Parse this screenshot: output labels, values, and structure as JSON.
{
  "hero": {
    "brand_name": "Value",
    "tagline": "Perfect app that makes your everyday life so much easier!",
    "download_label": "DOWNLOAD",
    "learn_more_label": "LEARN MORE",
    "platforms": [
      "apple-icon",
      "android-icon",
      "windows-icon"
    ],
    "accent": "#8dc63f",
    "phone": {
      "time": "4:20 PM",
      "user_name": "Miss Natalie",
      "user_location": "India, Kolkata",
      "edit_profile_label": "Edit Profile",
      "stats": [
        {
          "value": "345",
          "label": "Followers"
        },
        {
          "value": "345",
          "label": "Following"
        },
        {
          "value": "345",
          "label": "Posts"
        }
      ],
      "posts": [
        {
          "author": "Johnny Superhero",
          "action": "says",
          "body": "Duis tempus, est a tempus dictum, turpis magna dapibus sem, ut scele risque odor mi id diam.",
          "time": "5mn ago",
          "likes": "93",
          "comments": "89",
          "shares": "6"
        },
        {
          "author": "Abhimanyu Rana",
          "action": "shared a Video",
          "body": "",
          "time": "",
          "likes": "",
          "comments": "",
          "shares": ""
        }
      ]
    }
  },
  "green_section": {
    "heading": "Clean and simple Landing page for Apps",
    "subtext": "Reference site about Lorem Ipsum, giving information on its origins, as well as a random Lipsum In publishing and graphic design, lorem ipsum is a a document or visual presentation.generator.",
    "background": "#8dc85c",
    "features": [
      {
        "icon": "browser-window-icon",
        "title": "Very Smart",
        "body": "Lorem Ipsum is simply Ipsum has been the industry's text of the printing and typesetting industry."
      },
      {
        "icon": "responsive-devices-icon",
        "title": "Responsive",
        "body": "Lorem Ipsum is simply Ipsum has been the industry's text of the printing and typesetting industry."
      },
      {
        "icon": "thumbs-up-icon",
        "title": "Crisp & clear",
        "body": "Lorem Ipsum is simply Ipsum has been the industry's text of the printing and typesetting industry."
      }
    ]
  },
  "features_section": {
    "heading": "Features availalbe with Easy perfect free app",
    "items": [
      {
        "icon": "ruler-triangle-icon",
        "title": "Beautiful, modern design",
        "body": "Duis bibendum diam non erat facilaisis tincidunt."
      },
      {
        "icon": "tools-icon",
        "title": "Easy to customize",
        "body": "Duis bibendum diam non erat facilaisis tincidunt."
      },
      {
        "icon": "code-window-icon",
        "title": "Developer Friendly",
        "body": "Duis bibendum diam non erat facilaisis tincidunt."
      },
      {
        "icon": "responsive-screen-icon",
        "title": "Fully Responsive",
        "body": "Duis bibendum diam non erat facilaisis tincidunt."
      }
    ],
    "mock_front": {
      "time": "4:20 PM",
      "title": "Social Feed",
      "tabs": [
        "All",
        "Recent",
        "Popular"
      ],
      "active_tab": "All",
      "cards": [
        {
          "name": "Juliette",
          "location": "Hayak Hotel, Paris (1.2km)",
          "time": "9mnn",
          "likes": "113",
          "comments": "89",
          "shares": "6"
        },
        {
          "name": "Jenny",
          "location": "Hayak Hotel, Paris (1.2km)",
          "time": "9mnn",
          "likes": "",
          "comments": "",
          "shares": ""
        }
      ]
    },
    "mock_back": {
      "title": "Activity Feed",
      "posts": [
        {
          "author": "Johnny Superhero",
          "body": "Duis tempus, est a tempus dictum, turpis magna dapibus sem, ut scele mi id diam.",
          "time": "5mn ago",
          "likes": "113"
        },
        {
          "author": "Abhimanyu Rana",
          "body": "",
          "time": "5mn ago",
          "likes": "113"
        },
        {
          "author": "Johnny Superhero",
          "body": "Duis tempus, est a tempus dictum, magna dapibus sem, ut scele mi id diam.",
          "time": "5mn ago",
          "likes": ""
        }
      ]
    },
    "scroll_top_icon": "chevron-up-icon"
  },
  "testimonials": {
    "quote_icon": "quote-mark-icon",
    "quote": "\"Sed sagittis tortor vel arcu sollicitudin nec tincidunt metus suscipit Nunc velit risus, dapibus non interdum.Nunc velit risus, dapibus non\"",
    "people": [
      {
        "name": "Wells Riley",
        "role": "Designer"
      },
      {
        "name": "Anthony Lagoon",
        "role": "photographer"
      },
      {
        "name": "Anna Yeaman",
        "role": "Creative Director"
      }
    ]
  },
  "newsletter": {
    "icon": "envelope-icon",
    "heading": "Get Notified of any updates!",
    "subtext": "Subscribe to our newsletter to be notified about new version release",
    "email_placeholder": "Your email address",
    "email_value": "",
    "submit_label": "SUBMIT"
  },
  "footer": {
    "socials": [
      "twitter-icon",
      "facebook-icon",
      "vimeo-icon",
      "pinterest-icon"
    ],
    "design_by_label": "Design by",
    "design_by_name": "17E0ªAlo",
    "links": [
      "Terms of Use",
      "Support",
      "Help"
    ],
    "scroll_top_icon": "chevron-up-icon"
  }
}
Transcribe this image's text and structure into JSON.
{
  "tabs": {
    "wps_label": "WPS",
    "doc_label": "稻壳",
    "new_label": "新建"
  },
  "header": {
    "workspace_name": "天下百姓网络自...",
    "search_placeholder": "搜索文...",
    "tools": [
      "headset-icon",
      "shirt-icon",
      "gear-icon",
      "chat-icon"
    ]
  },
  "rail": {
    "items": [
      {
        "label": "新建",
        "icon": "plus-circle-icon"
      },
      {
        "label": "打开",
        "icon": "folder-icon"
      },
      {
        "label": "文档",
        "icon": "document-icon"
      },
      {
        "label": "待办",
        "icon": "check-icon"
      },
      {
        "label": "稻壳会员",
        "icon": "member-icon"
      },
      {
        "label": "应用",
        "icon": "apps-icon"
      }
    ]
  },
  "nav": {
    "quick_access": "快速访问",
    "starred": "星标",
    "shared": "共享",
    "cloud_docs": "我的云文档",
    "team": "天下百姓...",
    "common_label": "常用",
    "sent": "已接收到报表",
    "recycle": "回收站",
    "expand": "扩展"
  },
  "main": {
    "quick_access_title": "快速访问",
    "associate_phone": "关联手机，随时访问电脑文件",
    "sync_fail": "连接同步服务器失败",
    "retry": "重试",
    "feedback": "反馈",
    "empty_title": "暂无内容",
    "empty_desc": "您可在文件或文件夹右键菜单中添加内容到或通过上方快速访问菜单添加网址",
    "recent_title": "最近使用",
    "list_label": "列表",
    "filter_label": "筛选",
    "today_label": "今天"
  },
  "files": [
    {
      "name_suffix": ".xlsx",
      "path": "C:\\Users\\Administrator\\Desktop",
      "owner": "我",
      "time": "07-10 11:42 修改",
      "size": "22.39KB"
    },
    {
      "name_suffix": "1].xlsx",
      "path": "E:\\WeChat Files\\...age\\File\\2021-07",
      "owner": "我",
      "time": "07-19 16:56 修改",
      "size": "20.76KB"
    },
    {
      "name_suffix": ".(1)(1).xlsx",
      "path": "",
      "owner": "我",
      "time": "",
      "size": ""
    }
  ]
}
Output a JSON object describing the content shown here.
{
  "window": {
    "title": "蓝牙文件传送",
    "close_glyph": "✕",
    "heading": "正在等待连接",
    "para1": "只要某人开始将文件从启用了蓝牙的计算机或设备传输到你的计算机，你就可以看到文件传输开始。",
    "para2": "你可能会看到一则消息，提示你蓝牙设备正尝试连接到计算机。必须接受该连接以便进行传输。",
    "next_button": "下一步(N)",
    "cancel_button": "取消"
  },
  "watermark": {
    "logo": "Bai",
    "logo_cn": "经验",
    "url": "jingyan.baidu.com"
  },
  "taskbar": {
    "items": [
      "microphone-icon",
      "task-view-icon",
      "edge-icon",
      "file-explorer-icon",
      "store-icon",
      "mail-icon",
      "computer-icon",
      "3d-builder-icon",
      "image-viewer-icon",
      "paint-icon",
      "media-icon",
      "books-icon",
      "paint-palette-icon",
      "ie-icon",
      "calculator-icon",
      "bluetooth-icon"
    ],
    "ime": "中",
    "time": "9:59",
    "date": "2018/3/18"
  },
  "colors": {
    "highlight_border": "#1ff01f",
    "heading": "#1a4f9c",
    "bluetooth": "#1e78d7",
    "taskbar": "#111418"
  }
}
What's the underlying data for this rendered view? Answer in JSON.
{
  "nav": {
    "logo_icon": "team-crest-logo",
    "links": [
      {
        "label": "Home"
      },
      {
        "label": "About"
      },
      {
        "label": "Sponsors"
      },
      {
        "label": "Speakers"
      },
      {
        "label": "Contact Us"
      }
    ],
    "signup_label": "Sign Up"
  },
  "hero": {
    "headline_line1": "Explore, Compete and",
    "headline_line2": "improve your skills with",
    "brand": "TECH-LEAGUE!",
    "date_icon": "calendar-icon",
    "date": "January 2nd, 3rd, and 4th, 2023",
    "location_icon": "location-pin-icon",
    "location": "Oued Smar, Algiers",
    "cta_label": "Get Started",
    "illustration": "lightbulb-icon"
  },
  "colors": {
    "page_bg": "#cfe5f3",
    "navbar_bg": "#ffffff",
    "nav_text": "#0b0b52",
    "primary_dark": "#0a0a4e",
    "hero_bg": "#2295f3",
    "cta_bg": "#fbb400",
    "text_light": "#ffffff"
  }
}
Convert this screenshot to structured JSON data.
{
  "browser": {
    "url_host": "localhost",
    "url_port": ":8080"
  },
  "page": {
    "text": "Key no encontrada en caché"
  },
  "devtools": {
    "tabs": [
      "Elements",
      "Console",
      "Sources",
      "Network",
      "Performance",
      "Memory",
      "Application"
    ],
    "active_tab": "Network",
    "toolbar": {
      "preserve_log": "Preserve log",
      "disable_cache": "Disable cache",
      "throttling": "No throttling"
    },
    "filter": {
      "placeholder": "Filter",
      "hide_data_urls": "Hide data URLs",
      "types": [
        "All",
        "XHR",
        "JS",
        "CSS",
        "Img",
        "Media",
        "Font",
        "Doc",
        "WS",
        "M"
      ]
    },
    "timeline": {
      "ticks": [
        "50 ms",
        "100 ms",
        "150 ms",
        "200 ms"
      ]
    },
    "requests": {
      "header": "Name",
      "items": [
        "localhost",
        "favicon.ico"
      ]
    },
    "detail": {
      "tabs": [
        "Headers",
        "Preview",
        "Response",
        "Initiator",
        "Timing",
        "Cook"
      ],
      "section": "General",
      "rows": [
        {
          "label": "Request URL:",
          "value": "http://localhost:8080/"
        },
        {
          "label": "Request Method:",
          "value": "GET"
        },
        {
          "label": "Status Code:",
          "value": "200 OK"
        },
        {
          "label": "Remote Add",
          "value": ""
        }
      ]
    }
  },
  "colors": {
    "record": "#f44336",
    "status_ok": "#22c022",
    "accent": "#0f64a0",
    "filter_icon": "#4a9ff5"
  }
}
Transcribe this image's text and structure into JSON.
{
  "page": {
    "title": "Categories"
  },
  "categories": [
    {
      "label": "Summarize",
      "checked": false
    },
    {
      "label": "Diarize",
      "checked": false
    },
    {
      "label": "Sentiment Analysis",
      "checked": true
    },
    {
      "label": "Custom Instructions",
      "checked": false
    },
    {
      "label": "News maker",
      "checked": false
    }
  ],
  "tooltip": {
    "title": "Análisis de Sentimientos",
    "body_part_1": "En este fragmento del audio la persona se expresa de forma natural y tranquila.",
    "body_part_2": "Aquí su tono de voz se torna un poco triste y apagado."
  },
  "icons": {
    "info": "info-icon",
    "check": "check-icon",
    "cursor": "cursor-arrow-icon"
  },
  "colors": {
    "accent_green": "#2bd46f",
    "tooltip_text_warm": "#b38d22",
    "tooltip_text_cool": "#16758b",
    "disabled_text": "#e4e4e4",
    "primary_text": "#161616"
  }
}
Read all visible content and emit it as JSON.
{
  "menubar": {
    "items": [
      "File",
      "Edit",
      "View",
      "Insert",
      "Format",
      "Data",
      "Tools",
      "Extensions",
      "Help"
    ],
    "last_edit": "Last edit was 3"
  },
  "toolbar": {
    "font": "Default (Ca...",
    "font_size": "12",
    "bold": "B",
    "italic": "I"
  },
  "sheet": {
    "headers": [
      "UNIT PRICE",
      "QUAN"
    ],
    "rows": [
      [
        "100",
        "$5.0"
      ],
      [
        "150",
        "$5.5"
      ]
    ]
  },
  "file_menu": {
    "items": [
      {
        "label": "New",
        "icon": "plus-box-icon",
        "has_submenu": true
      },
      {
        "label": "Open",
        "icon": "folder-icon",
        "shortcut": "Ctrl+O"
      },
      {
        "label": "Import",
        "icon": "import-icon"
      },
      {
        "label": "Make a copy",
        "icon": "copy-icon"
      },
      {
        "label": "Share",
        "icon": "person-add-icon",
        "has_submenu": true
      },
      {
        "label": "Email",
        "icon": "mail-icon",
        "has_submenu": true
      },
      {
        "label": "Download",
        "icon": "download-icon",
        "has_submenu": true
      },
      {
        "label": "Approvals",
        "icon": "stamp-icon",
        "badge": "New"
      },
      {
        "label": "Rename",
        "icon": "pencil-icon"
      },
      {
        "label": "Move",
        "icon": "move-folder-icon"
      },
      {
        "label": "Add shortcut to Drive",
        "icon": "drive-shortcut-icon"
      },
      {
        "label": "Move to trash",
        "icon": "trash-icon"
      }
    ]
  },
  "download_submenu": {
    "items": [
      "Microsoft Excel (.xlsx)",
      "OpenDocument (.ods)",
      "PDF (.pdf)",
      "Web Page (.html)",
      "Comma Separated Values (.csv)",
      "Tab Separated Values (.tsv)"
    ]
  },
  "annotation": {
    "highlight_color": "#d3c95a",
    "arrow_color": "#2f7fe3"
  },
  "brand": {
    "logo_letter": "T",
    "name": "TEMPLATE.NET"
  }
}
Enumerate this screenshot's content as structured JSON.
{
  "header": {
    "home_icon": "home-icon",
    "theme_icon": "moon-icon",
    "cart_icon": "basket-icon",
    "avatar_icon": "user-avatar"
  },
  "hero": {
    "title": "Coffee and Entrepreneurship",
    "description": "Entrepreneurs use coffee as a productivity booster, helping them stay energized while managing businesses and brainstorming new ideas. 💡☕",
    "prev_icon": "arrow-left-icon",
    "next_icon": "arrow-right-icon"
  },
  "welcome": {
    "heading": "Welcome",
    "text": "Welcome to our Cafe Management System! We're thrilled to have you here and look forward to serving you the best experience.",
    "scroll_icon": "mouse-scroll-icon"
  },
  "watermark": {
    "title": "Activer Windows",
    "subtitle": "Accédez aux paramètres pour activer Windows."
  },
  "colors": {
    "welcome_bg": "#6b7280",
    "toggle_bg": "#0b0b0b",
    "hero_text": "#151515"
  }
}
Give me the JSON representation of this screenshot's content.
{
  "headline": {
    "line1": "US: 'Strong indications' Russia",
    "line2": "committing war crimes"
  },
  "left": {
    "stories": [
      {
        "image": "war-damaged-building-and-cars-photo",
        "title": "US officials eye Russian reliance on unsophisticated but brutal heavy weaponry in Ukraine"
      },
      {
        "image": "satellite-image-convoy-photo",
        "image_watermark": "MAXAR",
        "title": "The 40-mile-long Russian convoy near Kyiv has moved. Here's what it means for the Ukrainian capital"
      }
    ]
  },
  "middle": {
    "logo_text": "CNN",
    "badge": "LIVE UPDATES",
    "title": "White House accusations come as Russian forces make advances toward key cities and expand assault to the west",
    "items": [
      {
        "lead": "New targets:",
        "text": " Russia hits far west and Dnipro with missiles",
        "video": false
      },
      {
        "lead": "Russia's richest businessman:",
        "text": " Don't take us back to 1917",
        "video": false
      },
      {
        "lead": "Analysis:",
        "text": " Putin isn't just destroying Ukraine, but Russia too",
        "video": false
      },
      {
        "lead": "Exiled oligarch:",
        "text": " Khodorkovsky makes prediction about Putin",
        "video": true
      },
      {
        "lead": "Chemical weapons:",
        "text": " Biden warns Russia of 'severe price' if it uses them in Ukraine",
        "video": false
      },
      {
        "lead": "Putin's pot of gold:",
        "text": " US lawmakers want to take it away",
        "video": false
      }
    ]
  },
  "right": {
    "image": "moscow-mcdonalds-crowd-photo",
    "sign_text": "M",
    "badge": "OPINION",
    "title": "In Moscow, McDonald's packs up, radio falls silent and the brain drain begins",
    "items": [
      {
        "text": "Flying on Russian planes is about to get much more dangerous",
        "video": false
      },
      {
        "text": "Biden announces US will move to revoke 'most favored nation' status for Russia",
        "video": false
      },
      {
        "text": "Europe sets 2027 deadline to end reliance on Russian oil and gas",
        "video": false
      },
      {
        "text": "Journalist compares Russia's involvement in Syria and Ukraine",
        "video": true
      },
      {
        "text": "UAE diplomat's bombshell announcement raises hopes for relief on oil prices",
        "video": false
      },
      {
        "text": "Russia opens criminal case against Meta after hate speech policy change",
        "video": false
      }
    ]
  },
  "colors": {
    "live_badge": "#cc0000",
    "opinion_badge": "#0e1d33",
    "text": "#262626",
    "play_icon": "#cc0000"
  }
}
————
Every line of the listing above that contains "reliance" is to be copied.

        "title": "US officials eye Russian reliance on unsophisticated but brutal heavy weaponry in Ukraine"
        "text": "Europe sets 2027 deadline to end reliance on Russian oil and gas",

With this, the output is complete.